During the time when the Soviet Union firmly dominated all of Eastern and much of Central Europe, primarily through military force, there was a popular saying that “socialism was the long, hard road from capitalism to communism.” After 1989, as the Soviet empire collapsed and client states such as Czechoslovakia, Poland, and East Germany emerged from the ruins of imperialism into the light of an uncertain freedom, that saying was revised. Now, it turned out, “socialism was the long, hard road from capitalism to capitalism.”
In other words, socialism, far from leading upward and onward to the promised Marxian utopia, had been a long and dismal detour to a sour and dysfunctional dystopia. Dreams and aspirations had been stifled, economies had been misdirected and wrecked, families had been separated literally or figuratively, millions had suffered, millions others had died—and seemingly for nothing. Nothing except the chance, after half a century of wasted time, to begin anew.
Or so it seemed to many, especially those in the West, at the time. As Tina Rosenberg’s survey of Europe after communism makes clear, however, the truth was far more complex and the past infinitely more tangled than either the active participants or the more removed commentators could either admit or imagine. Such intricate and convoluted histories as those of the countries of Eastern and Central Europe could not be cut by a single action, however dramatic, and the past refused to die. Its stubborn, lingering—even triumphant—life has shaped European existence since the vaunted “fall of communism” and seems likely to do so for decades to come.
Rosenberg begins by dispelling the myth that communism was imposed upon all Soviet Bloc nations unilaterally and impartially by the might of the Red Army. During the years prior to World War II, communism enjoyed or suffered a varied reception among the nations bordering or near the Soviet Union. Some, such as Czechoslovakia, had strong and vibrant Communist parties that more or less enthusiastically embraced the socialist doctrine and sought to implement it through democratic means.

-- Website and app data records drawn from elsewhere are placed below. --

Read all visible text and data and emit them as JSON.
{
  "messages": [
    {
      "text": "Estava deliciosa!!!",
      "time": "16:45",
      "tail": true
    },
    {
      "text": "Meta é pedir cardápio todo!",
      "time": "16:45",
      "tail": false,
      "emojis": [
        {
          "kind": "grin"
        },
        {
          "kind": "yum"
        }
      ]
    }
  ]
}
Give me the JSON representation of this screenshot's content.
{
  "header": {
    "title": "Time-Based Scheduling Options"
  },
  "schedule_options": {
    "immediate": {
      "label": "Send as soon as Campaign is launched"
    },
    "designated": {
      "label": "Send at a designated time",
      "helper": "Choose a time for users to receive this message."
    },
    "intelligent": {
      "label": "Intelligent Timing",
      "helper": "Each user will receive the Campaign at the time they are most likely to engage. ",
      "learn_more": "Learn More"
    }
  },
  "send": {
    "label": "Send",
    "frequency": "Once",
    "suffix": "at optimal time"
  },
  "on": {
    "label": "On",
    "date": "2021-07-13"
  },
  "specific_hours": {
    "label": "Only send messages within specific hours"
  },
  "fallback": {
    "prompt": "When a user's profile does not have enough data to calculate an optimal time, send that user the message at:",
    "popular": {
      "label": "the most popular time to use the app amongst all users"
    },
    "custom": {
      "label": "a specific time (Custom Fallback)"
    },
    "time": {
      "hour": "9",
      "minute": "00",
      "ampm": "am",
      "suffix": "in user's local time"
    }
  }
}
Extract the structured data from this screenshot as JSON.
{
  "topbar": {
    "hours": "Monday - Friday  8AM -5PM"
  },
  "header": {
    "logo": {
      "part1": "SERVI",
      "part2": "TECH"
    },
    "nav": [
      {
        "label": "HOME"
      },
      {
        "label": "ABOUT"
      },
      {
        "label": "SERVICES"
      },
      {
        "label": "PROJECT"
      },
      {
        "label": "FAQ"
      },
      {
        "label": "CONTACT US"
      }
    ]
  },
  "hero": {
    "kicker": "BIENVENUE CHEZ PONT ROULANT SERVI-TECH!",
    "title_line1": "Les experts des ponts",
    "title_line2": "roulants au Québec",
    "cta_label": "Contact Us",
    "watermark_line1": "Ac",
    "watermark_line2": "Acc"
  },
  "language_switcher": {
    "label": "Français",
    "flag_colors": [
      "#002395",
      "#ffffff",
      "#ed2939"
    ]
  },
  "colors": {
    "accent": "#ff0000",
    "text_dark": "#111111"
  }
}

For many Czechs, communism was simply a political and economic theory that held the promise for a better life. Even after a Communist government was imposed largely through Soviet force following World War II, there was the hope that the official doctrine could be modified into something more tractable and reasonable. This was the underpinning to the “Prague Spring” of 1968, which brought Alexander Dubček to the world stage; Soviet Bloc tanks canceled that hope. A little more than thirty years later it was revived in the “Velvet Revolution.”

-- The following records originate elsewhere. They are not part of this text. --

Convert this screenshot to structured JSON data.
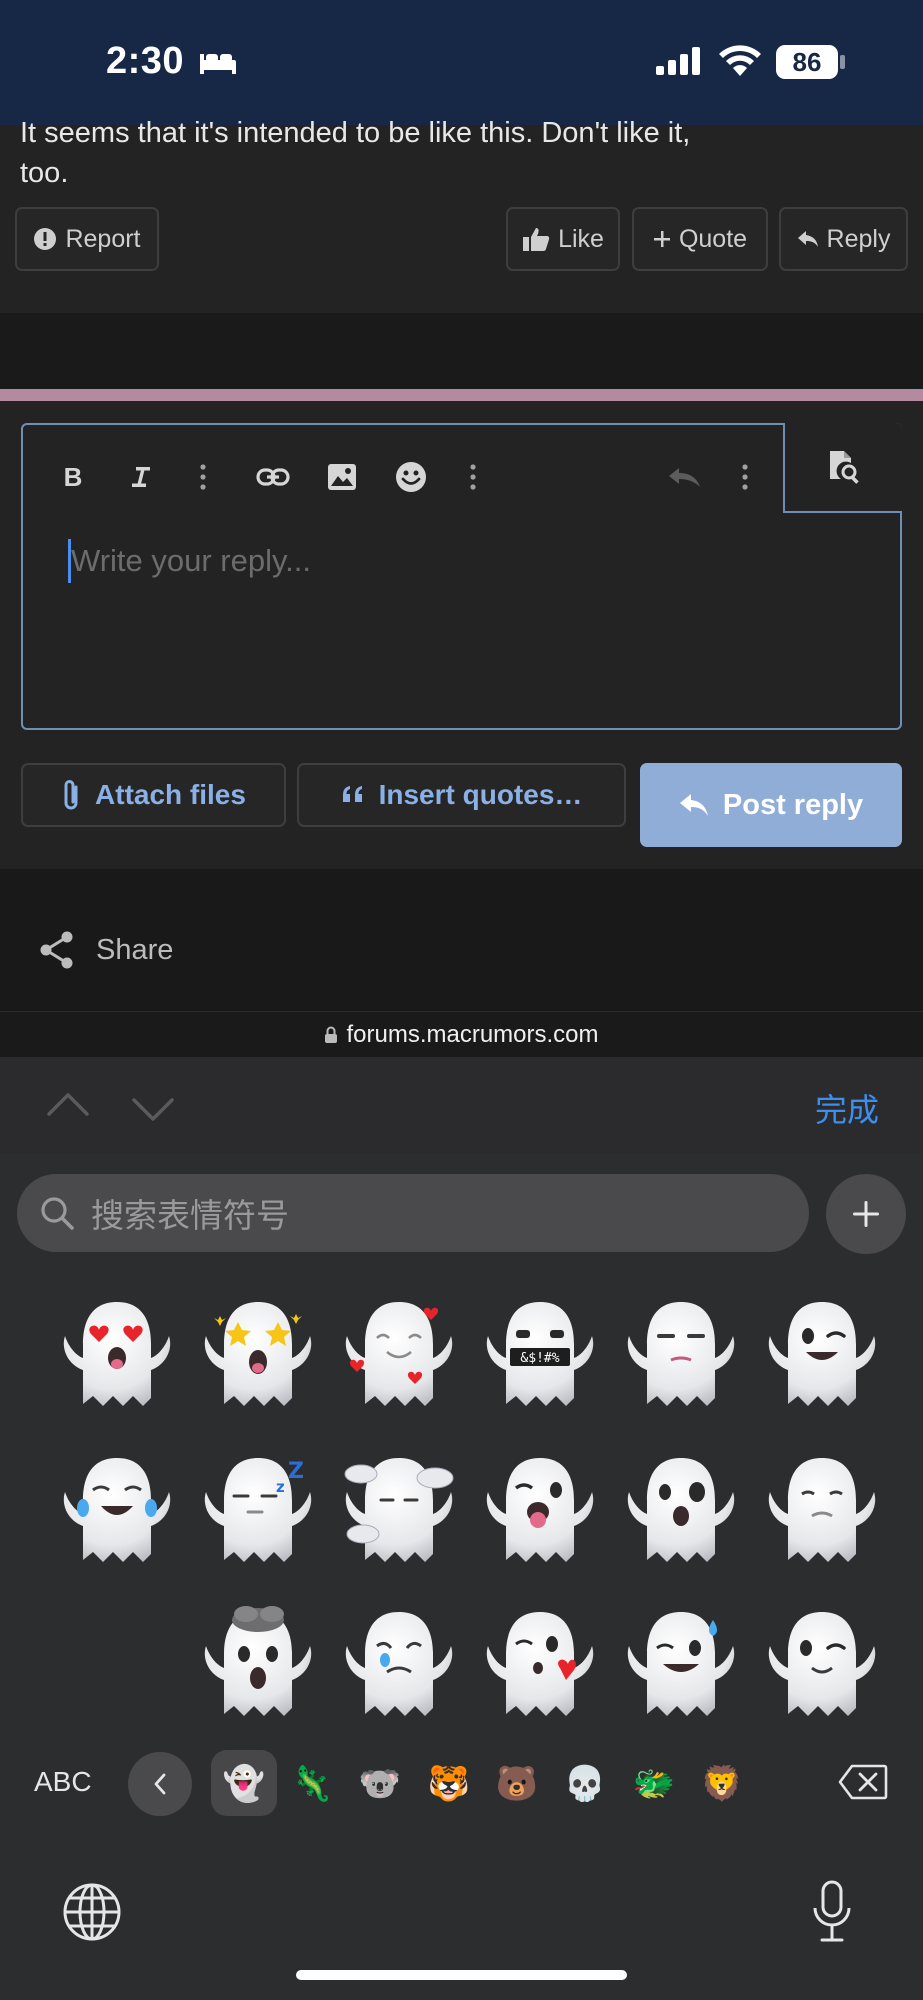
{
  "status_bar": {
    "time": "2:30",
    "battery": "86"
  },
  "post": {
    "text_line1": "It seems that it's intended to be like this. Don't like it,",
    "text_line2": "too.",
    "report": "Report",
    "like": "Like",
    "quote": "Quote",
    "reply": "Reply"
  },
  "editor": {
    "placeholder": "Write your reply...",
    "attach_files": "Attach files",
    "insert_quotes": "Insert quotes…",
    "post_reply": "Post reply"
  },
  "share": "Share",
  "url": "forums.macrumors.com",
  "keyboard": {
    "done": "完成",
    "search_placeholder": "搜索表情符号",
    "abc": "ABC",
    "categories": [
      "👻",
      "🦎",
      "🐨",
      "🐯",
      "🐻",
      "💀",
      "🐲",
      "🦁"
    ]
  },
  "stickers": [
    [
      "heart-eyes-ghost",
      "star-eyes-ghost",
      "smiling-hearts-ghost",
      "cursing-ghost",
      "unamused-ghost",
      "winking-ghost"
    ],
    [
      "tears-of-joy-ghost",
      "sleeping-ghost",
      "face-in-clouds-ghost",
      "tongue-wink-ghost",
      "surprised-ghost",
      "sad-ghost"
    ],
    [
      "",
      "exploding-head-ghost",
      "crying-ghost",
      "kissing-ghost",
      "sweat-smile-ghost",
      "peeking-ghost"
    ]
  ]
}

Other countries, in particular Poland, rejected communism as an alien (Russian) philosophy that threatened their always precarious national integrity by undermining their strong, if often ineffectual, sense of national identity. Imbued with an intense Catholicism that allied naturally and powerfully with nationalism, the Poles rejected communism on multiple levels. Nevertheless, communism was imposed upon them after World War II simply because the Red Army was present in Poland in enormous numbers. After that, it was simply a matter of Poland once more enduring its fate. Some Poles believed that the best that could be done was to placate and distract their Soviet masters. It was this line of reasoning that caused then-President Wojciech Jaruzelski to declare martial law and ban Solidarity during the period of unrest. He thought that it was the only way to prevent a Soviet military takeover of the nation. In Rosenberg’s account, Jaruzelski’s argument carries some weight; she certainly conveys the man’s conviction. It is an interesting comment on the power of the Communist hold and the plight of captive nations that Wojciech Jaruzelski does seem to have acted as a true Polish patriot, at least according to his lights.

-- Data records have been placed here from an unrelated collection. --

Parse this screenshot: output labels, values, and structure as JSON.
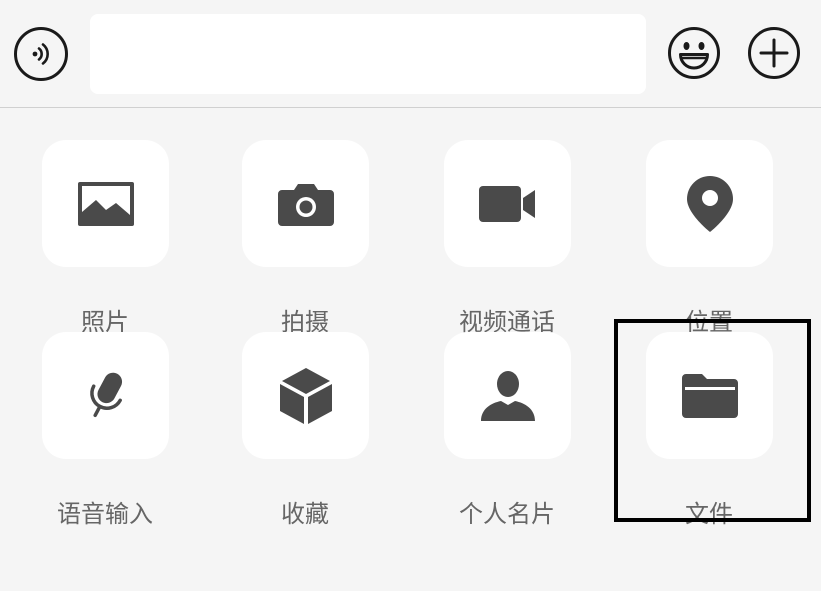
{
  "colors": {
    "background": "#f5f5f5",
    "tile": "#ffffff",
    "icon": "#4a4a4a",
    "label": "#666666",
    "highlight": "#000000"
  },
  "input_bar": {
    "voice_icon": "voice-icon",
    "text_value": "",
    "emoji_icon": "emoji-icon",
    "plus_icon": "plus-icon"
  },
  "actions": [
    {
      "label": "照片",
      "icon": "photo-icon"
    },
    {
      "label": "拍摄",
      "icon": "camera-icon"
    },
    {
      "label": "视频通话",
      "icon": "video-call-icon"
    },
    {
      "label": "位置",
      "icon": "location-icon"
    },
    {
      "label": "语音输入",
      "icon": "microphone-icon"
    },
    {
      "label": "收藏",
      "icon": "favorites-cube-icon"
    },
    {
      "label": "个人名片",
      "icon": "contact-card-icon"
    },
    {
      "label": "文件",
      "icon": "folder-icon"
    }
  ]
}
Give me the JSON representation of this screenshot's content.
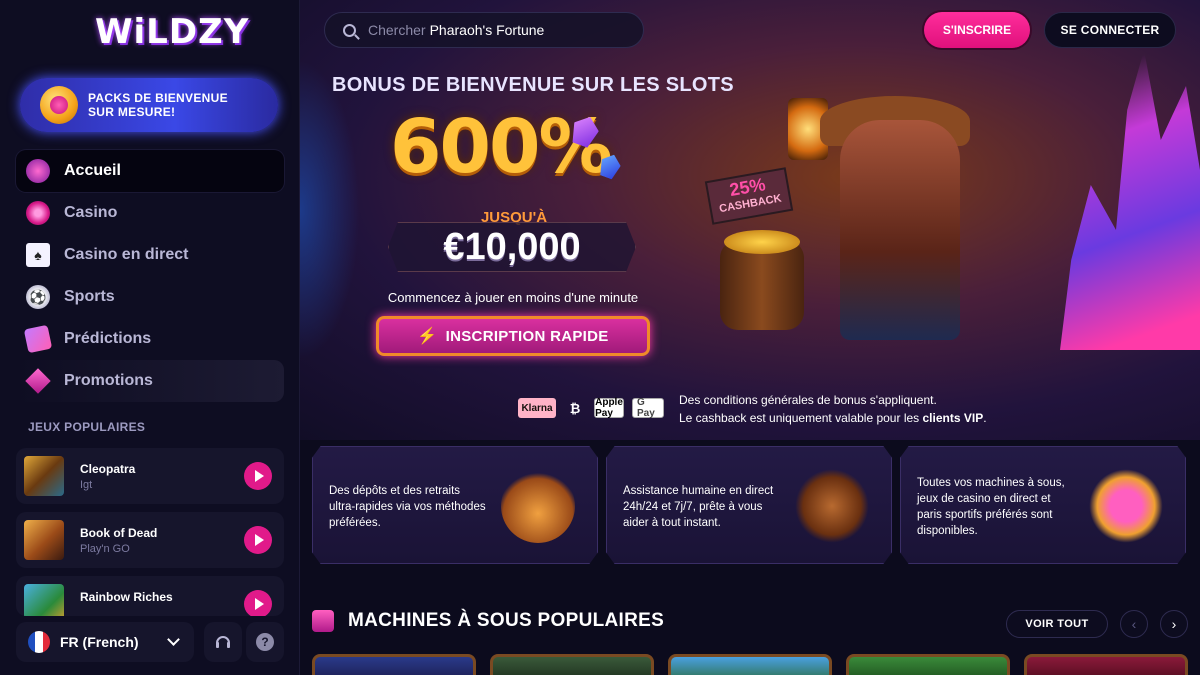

Meanwhile, other persons in other nations, such as many in Germany, saw communism as the only effective or even possible response to the rise of fascism and Nazi tyranny. The Communist Party line became less a blueprint for the future (although it always remained that, at least in theory) than a practical here-and-now strategy for fighting the forces of the extreme Right. For many during the tumultuous years of the Weimar Republic, the path sought was not the “long hard road from capitalism to communism” but a road away from capitalism to fascism. When the war ended, the Soviet armies remained where they were, and where they were became the satellite state that...
(The entire section is 1877 words.)